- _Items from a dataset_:
------------
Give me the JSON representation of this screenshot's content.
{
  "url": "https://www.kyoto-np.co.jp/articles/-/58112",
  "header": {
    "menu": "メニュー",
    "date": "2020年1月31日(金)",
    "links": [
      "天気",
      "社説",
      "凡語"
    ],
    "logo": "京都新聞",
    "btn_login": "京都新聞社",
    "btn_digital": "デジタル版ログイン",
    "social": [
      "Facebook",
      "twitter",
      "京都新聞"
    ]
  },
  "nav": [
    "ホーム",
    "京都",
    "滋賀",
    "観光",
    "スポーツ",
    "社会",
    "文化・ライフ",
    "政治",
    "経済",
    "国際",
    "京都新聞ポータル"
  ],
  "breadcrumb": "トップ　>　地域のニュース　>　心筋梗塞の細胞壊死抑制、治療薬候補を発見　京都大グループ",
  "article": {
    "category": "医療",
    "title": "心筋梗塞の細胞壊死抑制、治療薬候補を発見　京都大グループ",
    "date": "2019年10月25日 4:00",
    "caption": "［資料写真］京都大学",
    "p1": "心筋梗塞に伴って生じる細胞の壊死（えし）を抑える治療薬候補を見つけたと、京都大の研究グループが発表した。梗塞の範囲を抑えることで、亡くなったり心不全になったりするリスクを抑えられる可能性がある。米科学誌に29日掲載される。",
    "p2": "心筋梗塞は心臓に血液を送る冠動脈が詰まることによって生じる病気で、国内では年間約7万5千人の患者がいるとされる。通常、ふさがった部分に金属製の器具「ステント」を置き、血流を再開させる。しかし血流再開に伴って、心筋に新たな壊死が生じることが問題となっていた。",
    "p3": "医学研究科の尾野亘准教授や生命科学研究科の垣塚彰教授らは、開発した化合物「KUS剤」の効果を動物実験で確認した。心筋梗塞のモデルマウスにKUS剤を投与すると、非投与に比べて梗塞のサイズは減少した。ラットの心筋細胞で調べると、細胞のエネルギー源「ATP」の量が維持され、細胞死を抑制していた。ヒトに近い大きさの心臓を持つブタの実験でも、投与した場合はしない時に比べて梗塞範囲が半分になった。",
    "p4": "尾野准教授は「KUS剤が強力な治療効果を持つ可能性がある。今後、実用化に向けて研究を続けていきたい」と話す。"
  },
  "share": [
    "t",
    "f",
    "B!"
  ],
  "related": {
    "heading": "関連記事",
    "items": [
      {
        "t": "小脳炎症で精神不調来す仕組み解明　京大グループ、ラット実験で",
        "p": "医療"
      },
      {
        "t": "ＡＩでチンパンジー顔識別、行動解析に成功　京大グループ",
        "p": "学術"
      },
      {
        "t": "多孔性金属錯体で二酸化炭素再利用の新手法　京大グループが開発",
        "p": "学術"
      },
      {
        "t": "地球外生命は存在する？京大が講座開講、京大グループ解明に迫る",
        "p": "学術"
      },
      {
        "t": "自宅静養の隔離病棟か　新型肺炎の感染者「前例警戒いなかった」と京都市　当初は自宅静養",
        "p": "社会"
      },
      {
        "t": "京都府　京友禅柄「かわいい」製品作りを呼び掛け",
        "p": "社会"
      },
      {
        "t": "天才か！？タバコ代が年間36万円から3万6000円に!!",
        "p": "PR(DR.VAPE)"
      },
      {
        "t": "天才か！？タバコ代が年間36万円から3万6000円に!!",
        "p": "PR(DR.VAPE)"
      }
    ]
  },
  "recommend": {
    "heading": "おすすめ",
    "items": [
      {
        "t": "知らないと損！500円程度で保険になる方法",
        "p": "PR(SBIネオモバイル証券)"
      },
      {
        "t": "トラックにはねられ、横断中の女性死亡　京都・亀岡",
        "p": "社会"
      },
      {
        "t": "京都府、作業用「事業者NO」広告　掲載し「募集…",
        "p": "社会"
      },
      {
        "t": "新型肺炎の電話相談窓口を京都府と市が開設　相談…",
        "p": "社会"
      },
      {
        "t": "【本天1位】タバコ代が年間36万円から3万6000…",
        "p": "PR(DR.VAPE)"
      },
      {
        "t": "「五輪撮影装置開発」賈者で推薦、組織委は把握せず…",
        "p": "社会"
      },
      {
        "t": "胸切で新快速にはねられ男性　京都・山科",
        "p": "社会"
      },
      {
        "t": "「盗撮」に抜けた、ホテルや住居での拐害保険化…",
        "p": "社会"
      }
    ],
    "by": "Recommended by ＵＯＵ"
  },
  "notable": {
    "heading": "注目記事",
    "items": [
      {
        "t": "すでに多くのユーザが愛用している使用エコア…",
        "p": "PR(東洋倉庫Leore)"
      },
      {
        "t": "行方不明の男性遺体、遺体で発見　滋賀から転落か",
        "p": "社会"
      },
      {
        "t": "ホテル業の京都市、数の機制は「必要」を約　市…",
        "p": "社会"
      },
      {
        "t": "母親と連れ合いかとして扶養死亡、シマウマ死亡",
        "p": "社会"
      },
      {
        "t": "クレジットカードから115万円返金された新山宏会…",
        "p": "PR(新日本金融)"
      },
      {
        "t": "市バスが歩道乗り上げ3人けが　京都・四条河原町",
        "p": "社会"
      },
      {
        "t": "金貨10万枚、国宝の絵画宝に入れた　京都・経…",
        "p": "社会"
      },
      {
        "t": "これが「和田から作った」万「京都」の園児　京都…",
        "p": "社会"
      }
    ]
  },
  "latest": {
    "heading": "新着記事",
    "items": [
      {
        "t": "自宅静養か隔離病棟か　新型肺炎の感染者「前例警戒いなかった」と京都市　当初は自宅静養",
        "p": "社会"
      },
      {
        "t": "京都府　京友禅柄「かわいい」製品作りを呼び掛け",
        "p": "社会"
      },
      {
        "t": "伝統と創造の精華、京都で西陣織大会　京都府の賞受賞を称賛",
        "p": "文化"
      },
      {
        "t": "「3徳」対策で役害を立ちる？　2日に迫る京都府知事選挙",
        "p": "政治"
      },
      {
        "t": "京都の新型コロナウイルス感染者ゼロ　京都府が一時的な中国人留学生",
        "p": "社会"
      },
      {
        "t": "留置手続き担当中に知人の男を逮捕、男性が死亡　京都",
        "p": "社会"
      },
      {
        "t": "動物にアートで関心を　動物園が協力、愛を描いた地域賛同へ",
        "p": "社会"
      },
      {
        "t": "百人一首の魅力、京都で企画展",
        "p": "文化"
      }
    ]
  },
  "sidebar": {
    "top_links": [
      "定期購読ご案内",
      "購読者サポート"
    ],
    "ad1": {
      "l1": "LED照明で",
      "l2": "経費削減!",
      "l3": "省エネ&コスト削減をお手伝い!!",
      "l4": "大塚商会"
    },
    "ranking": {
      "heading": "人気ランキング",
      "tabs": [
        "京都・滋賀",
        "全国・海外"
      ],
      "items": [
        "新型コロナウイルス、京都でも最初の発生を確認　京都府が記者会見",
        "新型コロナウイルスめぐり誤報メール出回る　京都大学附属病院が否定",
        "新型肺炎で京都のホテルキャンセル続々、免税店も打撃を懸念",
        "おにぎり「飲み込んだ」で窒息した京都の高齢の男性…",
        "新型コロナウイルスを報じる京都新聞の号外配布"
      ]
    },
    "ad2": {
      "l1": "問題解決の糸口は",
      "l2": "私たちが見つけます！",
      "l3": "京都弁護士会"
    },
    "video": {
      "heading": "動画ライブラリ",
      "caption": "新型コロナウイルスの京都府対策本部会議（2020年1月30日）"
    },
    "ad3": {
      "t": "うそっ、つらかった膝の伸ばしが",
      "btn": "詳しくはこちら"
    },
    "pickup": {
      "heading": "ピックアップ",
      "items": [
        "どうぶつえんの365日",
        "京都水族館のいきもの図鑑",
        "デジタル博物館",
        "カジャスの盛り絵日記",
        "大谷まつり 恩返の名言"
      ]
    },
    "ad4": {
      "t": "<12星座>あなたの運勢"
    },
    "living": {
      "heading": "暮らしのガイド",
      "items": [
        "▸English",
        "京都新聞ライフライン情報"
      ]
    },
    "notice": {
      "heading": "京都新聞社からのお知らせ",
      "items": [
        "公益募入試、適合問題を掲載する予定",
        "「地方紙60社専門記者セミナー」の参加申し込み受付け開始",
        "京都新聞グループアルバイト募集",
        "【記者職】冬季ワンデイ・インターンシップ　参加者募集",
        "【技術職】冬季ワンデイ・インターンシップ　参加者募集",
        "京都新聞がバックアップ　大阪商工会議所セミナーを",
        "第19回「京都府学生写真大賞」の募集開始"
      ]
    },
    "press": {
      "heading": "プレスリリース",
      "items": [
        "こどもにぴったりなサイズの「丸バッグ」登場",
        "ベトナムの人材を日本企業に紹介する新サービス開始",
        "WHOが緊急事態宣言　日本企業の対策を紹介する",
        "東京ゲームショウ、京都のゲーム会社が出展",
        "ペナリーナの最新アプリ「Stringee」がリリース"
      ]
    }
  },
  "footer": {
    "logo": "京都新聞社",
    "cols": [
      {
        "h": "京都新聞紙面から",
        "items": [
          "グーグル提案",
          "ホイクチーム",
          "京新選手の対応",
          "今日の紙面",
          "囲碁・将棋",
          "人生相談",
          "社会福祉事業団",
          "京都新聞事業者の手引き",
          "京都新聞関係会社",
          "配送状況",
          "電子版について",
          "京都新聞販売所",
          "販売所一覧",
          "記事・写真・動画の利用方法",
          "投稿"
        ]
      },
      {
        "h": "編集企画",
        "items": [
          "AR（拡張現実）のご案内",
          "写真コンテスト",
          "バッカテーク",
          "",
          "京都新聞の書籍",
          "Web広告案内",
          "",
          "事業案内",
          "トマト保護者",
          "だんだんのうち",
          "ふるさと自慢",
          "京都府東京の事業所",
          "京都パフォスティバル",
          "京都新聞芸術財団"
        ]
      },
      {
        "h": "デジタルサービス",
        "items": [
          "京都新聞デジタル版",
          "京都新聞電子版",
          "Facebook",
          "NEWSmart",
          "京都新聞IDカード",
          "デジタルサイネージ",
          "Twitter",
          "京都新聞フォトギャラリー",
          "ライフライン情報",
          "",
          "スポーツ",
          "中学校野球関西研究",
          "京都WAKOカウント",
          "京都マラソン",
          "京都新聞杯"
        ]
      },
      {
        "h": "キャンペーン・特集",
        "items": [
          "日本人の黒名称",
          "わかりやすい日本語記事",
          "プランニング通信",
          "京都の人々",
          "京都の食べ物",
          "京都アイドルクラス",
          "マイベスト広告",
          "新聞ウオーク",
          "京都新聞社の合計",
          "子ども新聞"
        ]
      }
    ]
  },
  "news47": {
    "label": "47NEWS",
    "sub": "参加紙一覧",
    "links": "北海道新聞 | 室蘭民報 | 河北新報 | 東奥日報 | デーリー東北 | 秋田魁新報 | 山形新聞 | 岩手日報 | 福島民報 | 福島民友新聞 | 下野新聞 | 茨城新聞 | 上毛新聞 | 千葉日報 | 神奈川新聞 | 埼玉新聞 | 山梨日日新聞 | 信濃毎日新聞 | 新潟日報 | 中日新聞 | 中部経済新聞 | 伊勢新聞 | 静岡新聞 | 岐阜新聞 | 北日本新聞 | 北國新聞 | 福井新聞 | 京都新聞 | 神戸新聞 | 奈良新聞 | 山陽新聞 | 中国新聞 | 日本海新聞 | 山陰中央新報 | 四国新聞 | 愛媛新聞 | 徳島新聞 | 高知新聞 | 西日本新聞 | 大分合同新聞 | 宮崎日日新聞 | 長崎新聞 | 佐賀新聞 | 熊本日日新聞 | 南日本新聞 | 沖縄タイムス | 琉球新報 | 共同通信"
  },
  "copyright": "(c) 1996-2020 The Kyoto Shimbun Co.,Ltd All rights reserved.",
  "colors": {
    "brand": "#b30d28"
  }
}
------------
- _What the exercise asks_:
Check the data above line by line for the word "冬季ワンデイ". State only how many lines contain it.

- _Task result_:
2